The Institute for War and Peace Reporting (IWPR) has begun training monitors in Myanmar in readiness for the launch of a 12-month anti-hate speech project to promote greater tolerance of ethnic, religious and marginalised groups through information, education and public debate, according to a report on the IWPR website on 1 December.
The first short training course in the former capital Yangon was attended by 19 journalists from that city and from Mandalay. It was led by IWPR’s Asia Director Alan Davis and by the organisation’s new programme manager and editor, both of them former journalists with leading Myanmar dailies.
“Myanmar’s political transition in recent years has been accompanied by a rise in exclusive nationalism.

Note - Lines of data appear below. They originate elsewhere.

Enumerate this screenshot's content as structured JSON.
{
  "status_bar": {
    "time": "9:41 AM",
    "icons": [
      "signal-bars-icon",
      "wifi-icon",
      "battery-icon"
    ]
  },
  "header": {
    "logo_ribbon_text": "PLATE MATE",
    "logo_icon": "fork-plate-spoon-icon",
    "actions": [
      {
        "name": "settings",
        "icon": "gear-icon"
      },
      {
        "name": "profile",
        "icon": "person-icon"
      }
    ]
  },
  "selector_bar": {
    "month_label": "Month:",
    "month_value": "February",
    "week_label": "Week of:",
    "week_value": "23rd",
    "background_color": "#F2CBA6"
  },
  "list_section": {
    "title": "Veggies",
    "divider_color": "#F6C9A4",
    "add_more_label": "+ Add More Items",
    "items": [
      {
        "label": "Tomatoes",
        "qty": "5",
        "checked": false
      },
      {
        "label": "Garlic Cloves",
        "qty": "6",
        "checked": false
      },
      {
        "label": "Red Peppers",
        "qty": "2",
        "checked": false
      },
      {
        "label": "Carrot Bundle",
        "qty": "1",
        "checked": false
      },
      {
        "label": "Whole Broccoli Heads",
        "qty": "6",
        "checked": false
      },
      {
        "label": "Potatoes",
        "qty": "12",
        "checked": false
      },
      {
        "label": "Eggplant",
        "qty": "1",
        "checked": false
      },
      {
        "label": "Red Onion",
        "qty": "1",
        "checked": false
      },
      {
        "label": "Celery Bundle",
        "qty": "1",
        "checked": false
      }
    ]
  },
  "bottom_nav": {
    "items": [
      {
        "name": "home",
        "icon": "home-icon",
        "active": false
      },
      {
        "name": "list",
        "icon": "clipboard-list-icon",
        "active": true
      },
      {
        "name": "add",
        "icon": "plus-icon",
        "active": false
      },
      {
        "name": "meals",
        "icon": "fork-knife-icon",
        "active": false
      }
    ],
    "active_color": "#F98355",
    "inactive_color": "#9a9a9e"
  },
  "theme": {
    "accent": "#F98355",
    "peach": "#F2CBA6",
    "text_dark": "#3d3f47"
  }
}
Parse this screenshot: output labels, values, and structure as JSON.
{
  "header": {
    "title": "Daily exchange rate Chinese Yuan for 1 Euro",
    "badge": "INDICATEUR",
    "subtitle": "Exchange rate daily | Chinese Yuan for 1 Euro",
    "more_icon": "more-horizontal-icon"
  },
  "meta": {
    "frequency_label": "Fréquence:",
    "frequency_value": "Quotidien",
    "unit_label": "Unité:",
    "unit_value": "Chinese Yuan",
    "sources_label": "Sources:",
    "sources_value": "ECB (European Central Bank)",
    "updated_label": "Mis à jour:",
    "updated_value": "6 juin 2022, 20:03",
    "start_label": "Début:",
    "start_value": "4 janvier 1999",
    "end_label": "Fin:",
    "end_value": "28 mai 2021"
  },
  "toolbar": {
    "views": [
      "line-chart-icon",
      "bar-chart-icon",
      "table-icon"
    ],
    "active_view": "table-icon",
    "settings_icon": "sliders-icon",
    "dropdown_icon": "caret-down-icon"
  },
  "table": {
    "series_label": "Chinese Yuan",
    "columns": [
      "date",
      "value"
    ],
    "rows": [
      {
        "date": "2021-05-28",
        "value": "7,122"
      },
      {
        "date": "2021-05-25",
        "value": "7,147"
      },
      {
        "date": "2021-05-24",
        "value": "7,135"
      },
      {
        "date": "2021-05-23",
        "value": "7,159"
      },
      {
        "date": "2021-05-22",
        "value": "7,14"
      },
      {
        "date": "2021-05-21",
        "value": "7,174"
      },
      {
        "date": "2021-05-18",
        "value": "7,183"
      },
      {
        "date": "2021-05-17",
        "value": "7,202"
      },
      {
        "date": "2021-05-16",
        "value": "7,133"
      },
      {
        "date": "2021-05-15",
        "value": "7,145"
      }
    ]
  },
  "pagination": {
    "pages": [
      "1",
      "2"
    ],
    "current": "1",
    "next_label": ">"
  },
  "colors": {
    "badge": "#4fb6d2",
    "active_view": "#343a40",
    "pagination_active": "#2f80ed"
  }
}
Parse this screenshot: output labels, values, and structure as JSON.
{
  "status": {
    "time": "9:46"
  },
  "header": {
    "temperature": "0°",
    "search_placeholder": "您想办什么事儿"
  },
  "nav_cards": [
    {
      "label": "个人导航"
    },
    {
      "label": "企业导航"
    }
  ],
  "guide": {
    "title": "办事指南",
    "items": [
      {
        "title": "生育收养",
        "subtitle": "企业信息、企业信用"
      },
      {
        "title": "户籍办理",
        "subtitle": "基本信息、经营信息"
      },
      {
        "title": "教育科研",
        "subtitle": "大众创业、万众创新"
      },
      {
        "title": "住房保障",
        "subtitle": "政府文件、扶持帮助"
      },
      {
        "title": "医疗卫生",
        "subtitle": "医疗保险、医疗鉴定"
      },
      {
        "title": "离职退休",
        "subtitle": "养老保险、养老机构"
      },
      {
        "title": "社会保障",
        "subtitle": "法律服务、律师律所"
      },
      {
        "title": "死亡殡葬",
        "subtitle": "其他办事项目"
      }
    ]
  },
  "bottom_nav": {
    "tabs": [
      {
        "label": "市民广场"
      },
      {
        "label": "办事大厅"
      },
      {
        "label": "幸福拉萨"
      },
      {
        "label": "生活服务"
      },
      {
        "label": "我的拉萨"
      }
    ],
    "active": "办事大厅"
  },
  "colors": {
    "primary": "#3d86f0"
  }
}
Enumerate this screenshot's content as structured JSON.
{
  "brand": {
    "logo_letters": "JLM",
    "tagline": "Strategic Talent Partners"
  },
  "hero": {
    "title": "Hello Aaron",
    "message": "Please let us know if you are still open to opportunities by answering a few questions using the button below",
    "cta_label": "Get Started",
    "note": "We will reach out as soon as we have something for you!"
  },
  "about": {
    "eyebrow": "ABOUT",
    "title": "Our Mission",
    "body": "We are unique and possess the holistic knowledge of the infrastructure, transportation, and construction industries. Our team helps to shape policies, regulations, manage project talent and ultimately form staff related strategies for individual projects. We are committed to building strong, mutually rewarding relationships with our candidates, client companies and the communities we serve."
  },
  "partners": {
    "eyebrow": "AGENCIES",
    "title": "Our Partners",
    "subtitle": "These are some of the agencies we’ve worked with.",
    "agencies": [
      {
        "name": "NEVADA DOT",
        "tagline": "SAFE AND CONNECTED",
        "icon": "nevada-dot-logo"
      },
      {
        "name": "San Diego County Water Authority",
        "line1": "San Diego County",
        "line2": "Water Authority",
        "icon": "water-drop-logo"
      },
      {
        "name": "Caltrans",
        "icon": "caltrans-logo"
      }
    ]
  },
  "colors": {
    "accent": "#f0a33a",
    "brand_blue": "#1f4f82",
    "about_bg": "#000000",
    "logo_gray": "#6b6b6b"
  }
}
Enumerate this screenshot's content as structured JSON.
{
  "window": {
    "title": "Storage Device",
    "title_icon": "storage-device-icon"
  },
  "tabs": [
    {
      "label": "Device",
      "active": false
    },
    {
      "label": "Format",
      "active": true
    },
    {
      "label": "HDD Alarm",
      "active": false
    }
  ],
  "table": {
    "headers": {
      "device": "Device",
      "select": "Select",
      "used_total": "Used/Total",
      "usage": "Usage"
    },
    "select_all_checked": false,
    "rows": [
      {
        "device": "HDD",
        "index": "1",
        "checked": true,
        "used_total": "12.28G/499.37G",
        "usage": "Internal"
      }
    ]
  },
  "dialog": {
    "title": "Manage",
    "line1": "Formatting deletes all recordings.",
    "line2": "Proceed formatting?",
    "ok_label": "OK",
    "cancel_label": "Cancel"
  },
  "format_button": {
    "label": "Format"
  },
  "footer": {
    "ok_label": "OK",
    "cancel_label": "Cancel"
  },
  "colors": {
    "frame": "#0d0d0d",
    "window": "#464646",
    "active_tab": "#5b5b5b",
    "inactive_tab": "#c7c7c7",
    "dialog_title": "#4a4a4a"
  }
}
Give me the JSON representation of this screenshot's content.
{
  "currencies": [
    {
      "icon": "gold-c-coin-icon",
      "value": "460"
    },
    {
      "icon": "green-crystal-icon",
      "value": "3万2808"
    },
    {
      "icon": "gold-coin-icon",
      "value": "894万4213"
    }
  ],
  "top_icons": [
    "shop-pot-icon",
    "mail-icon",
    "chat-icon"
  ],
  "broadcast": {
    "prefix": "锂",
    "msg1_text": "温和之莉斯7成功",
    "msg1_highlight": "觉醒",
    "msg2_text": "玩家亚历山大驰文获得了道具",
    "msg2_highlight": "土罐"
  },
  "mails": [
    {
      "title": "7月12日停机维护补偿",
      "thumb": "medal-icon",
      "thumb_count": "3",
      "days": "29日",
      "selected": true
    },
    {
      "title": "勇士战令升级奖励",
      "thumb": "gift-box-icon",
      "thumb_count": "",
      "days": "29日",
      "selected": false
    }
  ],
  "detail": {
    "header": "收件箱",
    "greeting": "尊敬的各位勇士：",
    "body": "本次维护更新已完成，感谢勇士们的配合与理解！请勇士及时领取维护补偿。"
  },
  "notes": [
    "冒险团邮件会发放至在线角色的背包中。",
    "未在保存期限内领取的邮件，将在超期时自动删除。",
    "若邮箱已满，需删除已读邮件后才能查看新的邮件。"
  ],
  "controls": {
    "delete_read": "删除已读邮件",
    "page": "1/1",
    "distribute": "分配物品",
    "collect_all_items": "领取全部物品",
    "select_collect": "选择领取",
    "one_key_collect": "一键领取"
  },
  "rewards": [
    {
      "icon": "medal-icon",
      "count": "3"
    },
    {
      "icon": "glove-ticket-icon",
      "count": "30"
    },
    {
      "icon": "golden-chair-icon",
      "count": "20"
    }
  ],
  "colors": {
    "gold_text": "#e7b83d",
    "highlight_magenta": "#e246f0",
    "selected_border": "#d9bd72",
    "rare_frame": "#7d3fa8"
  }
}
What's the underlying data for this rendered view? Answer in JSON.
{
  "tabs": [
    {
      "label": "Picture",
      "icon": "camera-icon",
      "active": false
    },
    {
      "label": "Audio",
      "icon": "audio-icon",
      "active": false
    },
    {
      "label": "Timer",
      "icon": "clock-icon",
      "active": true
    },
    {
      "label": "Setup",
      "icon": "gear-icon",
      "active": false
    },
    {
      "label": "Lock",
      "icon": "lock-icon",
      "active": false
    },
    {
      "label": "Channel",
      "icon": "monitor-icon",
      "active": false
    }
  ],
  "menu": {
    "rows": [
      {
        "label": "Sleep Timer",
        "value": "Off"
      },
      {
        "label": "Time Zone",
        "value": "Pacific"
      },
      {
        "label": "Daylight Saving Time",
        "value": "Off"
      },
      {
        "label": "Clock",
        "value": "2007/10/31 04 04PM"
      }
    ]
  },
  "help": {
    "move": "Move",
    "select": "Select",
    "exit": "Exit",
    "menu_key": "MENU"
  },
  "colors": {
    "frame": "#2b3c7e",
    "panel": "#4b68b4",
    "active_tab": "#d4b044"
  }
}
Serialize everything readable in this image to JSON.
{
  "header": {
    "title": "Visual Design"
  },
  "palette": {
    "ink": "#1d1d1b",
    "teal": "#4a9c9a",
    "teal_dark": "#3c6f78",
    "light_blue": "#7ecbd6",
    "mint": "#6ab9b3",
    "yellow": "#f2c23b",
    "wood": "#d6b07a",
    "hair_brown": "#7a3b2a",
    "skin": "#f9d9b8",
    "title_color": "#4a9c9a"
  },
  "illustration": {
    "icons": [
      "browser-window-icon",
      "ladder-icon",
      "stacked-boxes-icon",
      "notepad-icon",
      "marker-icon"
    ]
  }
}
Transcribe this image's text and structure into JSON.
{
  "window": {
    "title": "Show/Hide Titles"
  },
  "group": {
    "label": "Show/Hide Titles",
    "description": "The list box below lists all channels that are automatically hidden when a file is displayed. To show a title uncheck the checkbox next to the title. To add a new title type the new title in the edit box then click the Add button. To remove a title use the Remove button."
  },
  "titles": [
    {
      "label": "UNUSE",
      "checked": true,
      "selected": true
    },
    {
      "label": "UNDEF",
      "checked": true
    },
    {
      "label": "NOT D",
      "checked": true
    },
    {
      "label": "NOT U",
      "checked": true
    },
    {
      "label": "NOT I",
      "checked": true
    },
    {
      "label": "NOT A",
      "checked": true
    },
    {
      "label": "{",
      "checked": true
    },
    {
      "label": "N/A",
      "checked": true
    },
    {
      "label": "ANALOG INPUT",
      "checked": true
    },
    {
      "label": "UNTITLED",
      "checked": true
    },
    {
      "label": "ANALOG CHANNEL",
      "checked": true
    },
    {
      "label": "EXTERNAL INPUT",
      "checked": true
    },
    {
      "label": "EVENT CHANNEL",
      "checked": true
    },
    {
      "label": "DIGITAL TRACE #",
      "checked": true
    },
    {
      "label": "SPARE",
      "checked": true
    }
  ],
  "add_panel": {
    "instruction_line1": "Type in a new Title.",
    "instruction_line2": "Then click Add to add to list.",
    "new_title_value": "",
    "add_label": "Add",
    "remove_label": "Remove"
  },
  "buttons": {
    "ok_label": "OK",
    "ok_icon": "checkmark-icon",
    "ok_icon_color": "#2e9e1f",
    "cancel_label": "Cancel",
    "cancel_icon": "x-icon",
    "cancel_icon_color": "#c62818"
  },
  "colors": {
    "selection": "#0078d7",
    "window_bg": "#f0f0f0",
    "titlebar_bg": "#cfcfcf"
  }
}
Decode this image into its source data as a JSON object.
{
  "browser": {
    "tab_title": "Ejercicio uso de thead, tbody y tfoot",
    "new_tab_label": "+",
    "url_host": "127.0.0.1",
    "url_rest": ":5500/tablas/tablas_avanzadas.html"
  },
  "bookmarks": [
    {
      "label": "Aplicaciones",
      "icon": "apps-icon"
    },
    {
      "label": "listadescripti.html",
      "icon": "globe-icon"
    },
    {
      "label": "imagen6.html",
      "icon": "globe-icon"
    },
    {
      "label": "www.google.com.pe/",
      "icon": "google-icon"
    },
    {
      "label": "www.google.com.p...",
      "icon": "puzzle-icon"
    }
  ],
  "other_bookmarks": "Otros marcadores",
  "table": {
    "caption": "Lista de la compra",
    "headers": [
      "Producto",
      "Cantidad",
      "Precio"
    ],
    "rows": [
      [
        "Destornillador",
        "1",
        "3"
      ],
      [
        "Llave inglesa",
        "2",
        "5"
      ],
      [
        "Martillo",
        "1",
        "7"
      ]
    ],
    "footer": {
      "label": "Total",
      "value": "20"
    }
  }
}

Leading Buddhist monks from the Ma Ba Tha movement claim to speak for the Bamar majority and engage in anti-Muslim narratives targeting the Rohingya minority. To counter this, IWPR’s programming will encourage peaceful public engagement and seek to build a consensus that hate speech, left unchecked, is bad for the country’s future,” the report said.
“The essential challenge facing Myanmar is how to protect and defend things without going on the offensive and attacking and inciting violence against others,” Davis said. “Consequently, our project is all about our belief that the more information and education and debate is encouraged and shared respectfully, the more we can all reduce the influence and impact of hate speech.”
As part of IWPR’s programme, the 19 journalists selected will monitor media outlets and engage with those who, whether accidentally or deliberately, promote misinformation and incite fear or hatred of particular groups in Myanmar. They will produce a bulletin of their findings every two weeks, and they hope to inspire a growing band of volunteers to spend an hour online speaking up in defence of free expression and debate.
The media monitor bulletin will be published in both Myanmar and English every two weeks and will include a series of short opinion and commentary pieces commissioned from a variety of sources across the political, ethnic and religious spectrum.